  1. Nasturiums. And I just bought some seeds yesterday 🙂 I make carrot top soup from a French cooking from the garden book. After cooking and pureeing carrots and potatoes, I blanch the carrot tops and puree them with some of the carrot mixture. Served together they make a beautiful green/orange contrast. Carrot tops are not poisonous although they can be allergenic to some people. Have you heard of eating carrot tops?

  2. Avatar Kaizenvision
    Kaizenvision says:

    Oh I absolutely love this! I'm a salad fanatic and am always looking for new things to make my salads more adventurous. This is very exciting!!!!

  3. Willow, your carrot top soup sounds delicious, and what a pretty color it must be! I have added carrot tops to juices, but have never cooked with them.

    There is some back-and-forth debate about the safety of carrot tops (most sources say they're fine, but there is a lingering question), so I would err on the side of less rather than more in any given recipe.

  4. Kaizenvision, I love your enthusiasm! Thanks for stopping by and commenting 🙂

  5. Thanks! That's good advice. Is the lingering question one of toxicity or of allergy?

  6. Willow, it seems to be more a question of toxicity. For instance, the Minnesota Poison Control System states carrot greens “may be mildly toxic.” Here is the link: http://www.mnpoison.org/mnpoison/pdfs/PlantGuid

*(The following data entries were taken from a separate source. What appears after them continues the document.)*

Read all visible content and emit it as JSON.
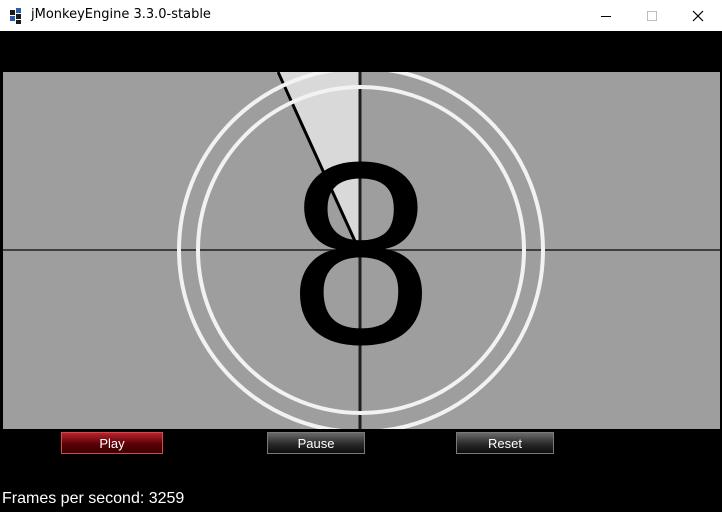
{
  "window": {
    "title": "jMonkeyEngine 3.3.0-stable",
    "controls": [
      "minimize",
      "maximize",
      "close"
    ]
  },
  "countdown": {
    "digit": "8",
    "background_color": "#9e9e9e",
    "sweep_color": "#d9d9d9",
    "ring_color": "#f2f2f2"
  },
  "controls": {
    "play_label": "Play",
    "pause_label": "Pause",
    "reset_label": "Reset"
  },
  "hud": {
    "fps_text": "Frames per second: 3259"
  },
  "icons": [
    "jmonkey-app-icon",
    "minimize-icon",
    "maximize-icon",
    "close-icon"
  ]
}
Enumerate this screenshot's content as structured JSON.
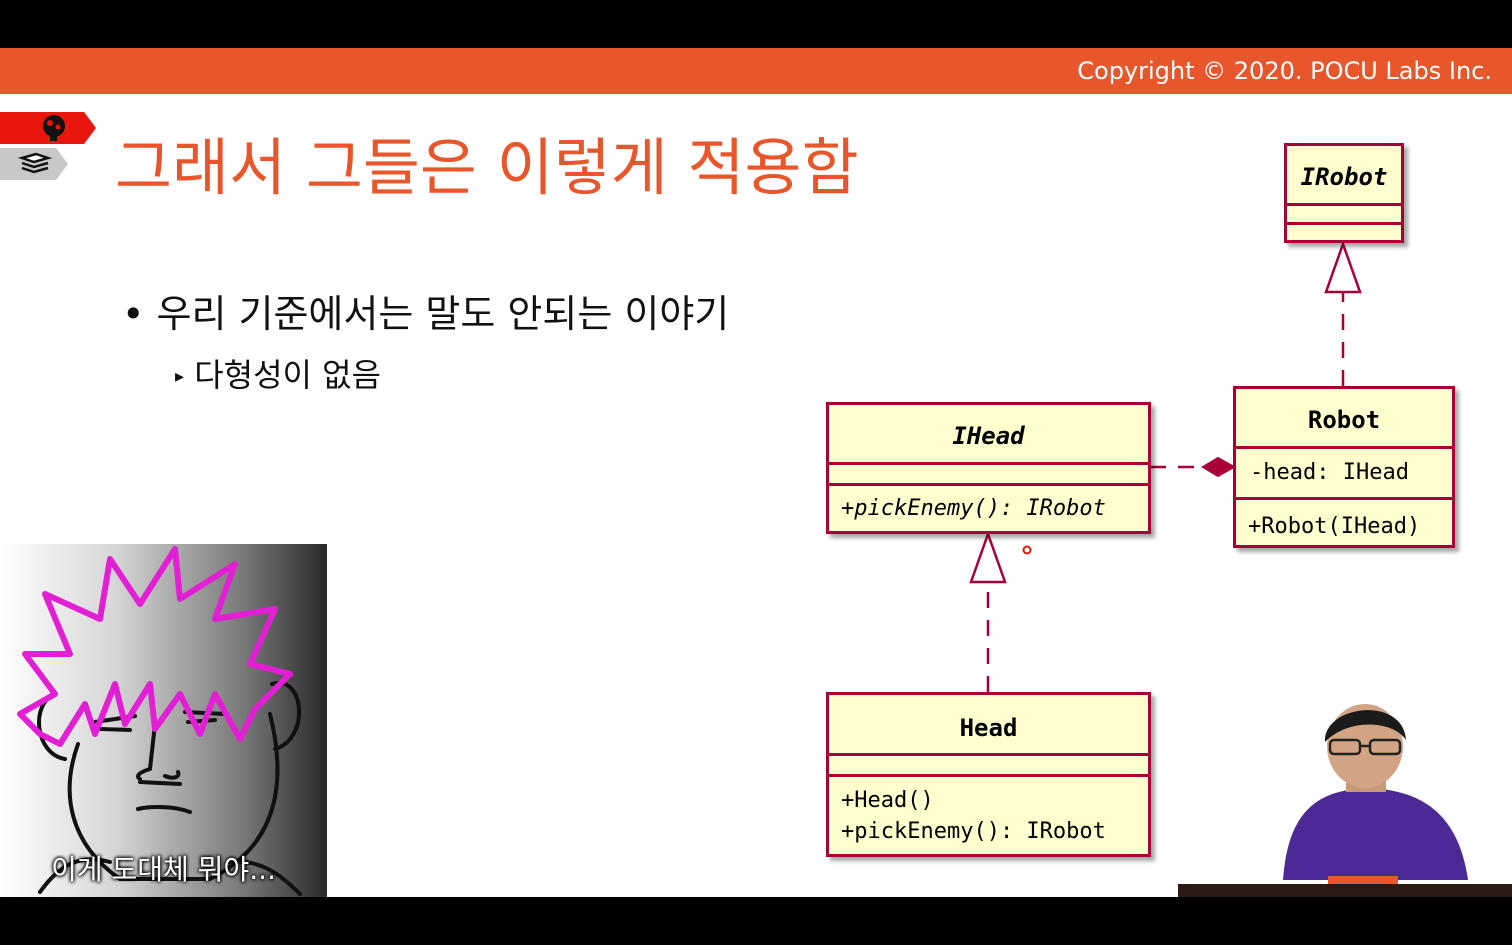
{
  "copyright": "Copyright © 2020. POCU Labs Inc.",
  "slide": {
    "title": "그래서 그들은 이렇게 적용함",
    "bullets": [
      {
        "text": "우리 기준에서는 말도 안되는 이야기"
      },
      {
        "text": "다형성이 없음"
      }
    ]
  },
  "diagram": {
    "classes": {
      "irobot": {
        "name": "IRobot",
        "fields": [],
        "methods": []
      },
      "robot": {
        "name": "Robot",
        "fields": [
          "-head: IHead"
        ],
        "methods": [
          "+Robot(IHead)"
        ]
      },
      "ihead": {
        "name": "IHead",
        "fields": [],
        "methods": [
          "+pickEnemy(): IRobot"
        ]
      },
      "head": {
        "name": "Head",
        "fields": [],
        "methods": [
          "+Head()",
          "+pickEnemy(): IRobot"
        ]
      }
    }
  },
  "cartoon": {
    "caption": "이게 도대체 뭐야..."
  },
  "colors": {
    "accent": "#e8572b",
    "uml_border": "#a80036",
    "uml_fill": "#fefece",
    "hair": "#e21fd4",
    "shirt": "#4b2996"
  }
}
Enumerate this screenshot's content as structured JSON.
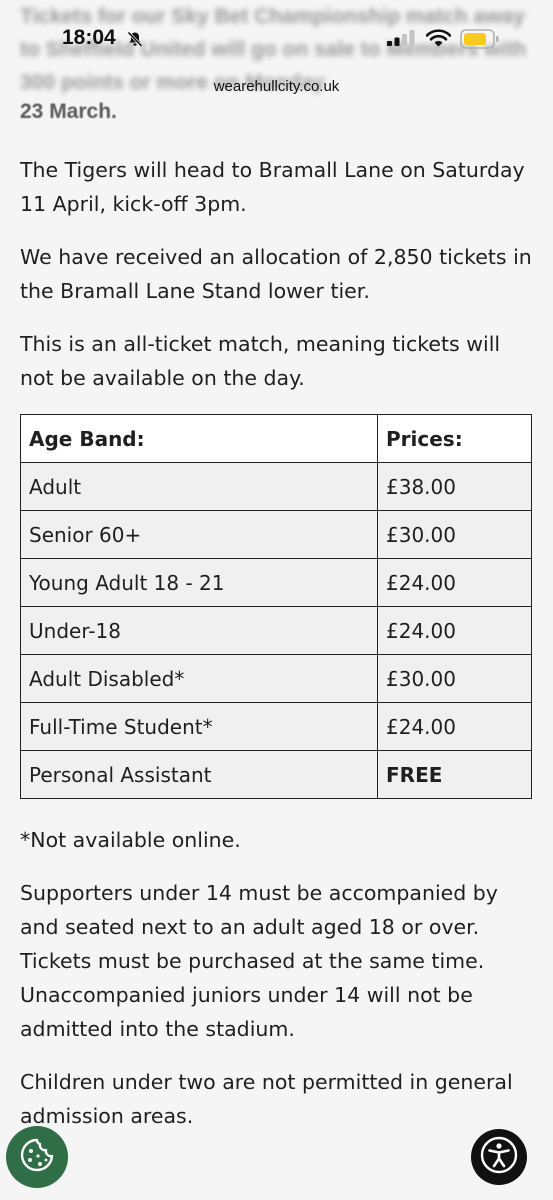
{
  "status_bar": {
    "time": "18:04",
    "battery_color": "#f5cc1d"
  },
  "browser": {
    "url": "wearehullcity.co.uk"
  },
  "article": {
    "blurred_intro": "Tickets for our Sky Bet Championship match away to Sheffield United will go on sale to Members with 300 points or more on Monday",
    "intro_end": "23 March.",
    "paragraphs": [
      "The Tigers will head to Bramall Lane on Saturday 11 April, kick-off 3pm.",
      "We have received an allocation of 2,850 tickets in the Bramall Lane Stand lower tier.",
      "This is an all-ticket match, meaning tickets will not be available on the day."
    ],
    "table": {
      "headers": [
        "Age Band:",
        "Prices:"
      ],
      "rows": [
        [
          "Adult",
          "£38.00"
        ],
        [
          "Senior 60+",
          "£30.00"
        ],
        [
          "Young Adult 18 - 21",
          "£24.00"
        ],
        [
          "Under-18",
          "£24.00"
        ],
        [
          "Adult Disabled*",
          "£30.00"
        ],
        [
          "Full-Time Student*",
          "£24.00"
        ],
        [
          "Personal Assistant",
          "FREE"
        ]
      ]
    },
    "footnote": "*Not available online.",
    "supporters_note": "Supporters under 14 must be accompanied by and seated next to an adult aged 18 or over. Tickets must be purchased at the same time. Unaccompanied juniors under 14 will not be admitted into the stadium.",
    "children_note": "Children under two are not permitted in general admission areas."
  },
  "floating": {
    "cookie_icon": "cookie-icon",
    "accessibility_icon": "accessibility-icon",
    "cookie_color": "#2f6e47"
  }
}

  7. Edible rose petals are available in the market and are bland at best. They are best served when mixed in with a mousse or other pastry.